Sometimes referred to in North American dictionaries as an alteration of brother.


  • IPA(key): /bʌd.i/
  • (file)
  • Rhymes: -ʌdi


buddy (plural buddies)

  1. A friend or casual acquaintance.
    They have been buddies since they were in school.
  2. A partner for a particular activity.
    drinking buddies
  3. An informal and friendly address to a stranger; a friendly placeholder name for a person one does not know.
    Hey, buddy, I think you dropped this.


  • (friend or acquaintance): mate
  • (address to a stranger): mate

Derived terms[edit]



buddy (third-person singular simple present buddies, present participle buddying, simple past and past participle buddied)

  1. (transitive) To assign a buddy, or partner, to.
    • 2007, Philip Briggs & Danny Edmunds, Mozambique: The Bradt Travel Guide[1], →ISBN, page 86:
      If you are being formally buddied, have a good chat with your buddy and find out their interests -- these should more or less match your own.

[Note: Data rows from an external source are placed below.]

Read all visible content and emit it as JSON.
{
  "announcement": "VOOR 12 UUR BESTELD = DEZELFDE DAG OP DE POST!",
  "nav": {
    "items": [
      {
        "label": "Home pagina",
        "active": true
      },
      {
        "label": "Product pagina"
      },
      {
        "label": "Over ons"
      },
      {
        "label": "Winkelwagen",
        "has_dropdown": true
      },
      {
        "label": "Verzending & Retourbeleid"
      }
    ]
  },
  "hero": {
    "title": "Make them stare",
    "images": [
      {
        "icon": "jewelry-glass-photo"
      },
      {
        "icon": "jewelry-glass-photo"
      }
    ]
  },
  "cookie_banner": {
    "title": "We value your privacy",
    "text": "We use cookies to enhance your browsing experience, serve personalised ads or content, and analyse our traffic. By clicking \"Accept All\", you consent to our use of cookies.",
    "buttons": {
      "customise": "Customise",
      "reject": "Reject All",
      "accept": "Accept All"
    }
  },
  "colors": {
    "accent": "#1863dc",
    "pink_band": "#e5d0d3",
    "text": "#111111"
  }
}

  1. ^ buddy” in Douglas Harper, Online Etymology Dictionary, 2001–2018, retrieved November 2008.